Caerphilly People First has recently signed up to this scheme, and for a fixed payment we receive a weekly package of food, which we use in the office throughout the week.
At the end of July Ffion Poole and Christy Taylor attended the two-day residential National Council meeting in Bangor, North Wales. One of the issues we discussed was Talkback, the newsletter of All Wales People First. National Council members voted on whether Talkback should continue being produced as a paper copy, or if people would prefer a video podcast of news, which they could watch on YouTube. The result of this vote was 71% for a paper copy and 29% for a video podcast.
Also at the meeting were Mandy Jenkins and Leanne Hawker from the Welsh Ambulance Service, who delivered a presentation about the work the ambulance service does to include people with learning disabilities. We also talked about the number of ambulances and rapid response units that are allocated across the seven health boards in Wales.
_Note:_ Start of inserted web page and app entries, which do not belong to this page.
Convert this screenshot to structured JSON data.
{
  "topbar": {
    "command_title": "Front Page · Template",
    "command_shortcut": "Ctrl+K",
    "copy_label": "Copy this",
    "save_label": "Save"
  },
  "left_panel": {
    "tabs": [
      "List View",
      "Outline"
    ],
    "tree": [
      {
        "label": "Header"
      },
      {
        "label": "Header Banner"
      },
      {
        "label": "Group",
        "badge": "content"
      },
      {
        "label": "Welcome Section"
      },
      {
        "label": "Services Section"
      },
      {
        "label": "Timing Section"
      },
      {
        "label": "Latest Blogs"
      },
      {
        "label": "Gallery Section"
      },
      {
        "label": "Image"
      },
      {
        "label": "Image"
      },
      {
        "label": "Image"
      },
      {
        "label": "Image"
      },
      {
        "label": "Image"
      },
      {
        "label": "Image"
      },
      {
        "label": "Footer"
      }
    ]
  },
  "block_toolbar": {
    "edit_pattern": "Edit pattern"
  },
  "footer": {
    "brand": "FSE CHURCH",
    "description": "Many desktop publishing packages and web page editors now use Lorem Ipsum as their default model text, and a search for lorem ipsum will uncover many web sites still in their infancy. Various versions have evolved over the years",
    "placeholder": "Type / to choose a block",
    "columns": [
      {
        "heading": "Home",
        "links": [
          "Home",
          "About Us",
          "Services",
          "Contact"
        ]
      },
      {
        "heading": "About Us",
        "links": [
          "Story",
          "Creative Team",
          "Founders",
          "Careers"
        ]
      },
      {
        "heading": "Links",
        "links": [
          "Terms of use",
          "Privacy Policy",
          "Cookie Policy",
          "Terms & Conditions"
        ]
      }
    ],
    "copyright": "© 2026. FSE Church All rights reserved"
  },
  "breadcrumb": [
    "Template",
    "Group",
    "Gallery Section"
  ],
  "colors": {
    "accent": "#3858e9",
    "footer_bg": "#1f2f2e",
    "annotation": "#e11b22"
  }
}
We also received a presentation from Daron Owens of Bangor University, who gave a talk on the Social Services Health and Well-being act, which came out in 2016. The act provides the legal framework for improving the well-being of people who need care and support, and also carers who need support. Daron has been researching the impact of the act and shared some of the findings he has made.